Five men and one woman gathered around a Bible in the mayor's conference room to take the oath making them city police officers again.
"This is particularly special because this is the last group of laid-off officers, and that's very significant for the city," Deputy Chief Ernest Jubilee told those gathered, which included family members and a half-dozen fellow officers who turned out for support.
The addition brings the department close to the 330 officers both the police union and mayor have set as a goal in the city.
"It certainly is a pleasure to see you all assembled here today," Mayor Lorenzo Langford said.
He pointed out that many municipalities in the state had to lay off police and firefighters in order to meet restricted budgets. The city also laid off 30 firefighters last year, who were able to return under a federal grant.
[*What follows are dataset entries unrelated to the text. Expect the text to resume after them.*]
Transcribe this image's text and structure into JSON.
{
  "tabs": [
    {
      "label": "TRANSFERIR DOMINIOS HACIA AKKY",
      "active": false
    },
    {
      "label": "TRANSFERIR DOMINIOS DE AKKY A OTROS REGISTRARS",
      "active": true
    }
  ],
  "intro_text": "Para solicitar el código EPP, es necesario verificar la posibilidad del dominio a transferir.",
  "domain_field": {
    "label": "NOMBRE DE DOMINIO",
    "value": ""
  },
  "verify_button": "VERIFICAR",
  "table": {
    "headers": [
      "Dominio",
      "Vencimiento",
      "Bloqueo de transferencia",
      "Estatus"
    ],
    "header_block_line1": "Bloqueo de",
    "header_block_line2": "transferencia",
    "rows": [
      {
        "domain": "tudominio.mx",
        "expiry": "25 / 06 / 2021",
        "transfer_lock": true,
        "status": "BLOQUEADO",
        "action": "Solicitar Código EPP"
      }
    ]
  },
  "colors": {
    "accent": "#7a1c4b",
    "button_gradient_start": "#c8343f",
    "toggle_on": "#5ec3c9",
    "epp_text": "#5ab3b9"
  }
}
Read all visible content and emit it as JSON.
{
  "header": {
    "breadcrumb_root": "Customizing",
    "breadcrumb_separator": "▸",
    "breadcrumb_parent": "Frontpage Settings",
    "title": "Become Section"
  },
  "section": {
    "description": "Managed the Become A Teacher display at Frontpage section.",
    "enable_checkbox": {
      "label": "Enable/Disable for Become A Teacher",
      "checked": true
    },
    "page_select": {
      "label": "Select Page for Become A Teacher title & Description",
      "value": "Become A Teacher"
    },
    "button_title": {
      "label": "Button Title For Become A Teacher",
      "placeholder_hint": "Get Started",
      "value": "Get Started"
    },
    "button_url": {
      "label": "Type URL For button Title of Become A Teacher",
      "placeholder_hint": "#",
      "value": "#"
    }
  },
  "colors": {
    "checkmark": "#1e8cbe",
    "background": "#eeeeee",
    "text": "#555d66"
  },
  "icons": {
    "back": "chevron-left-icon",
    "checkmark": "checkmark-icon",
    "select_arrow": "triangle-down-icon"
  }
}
"I think Atlantic City did a little better than most since we were able to bring them all back," he said. "I'm proud of that."
He gave credit to Jubilee and PBA President Dave Davidson Jr. as well as Christine Petersen, the former public safety director. Those returning have been out of work since June 2010.
"I'm just grateful to be back," said Officer Byron Hargis, who is the most senior of the returning officers and was asked to speak on the group's behalf. "It's been a long time."
Langford said he understood many had to "suffer the indignity of being laid off."
"I continue to apologize to you for that," he said.
Jubilee said the six returning officers would be busy over the next few days, which will include both classroom training and time at the firing range.
"I want to welcome you back and tell you that we missed you," he said. "We're going to all work together to make the city safe."
Violence has spiked recently. Numbers compiled by the Atlantic County Prosecutor's Office show a nearly 35 percent increase in shooting incidents over last year.
"It's always better to have them and not need them than to need them and not have them," Langford said of being able to have more officers on the street.
"Today's a happy day for everybody," Davidson said. "We're happy to be moving forward.
The city, the mayor, the business administrator kept their word. Now we're ready for the next step."
That step would be to re-promote 26 officers who lost their ranks as a result of last years cuts. They are each listed in this year's budget, but have yet to return to those higher ranks.
Langford said Friday that returning those laid off was his priority, but now he will look at the demoted officers.
"That's next," he said. "We will look at how and when we should be trying to restore those ranking officers to where they were."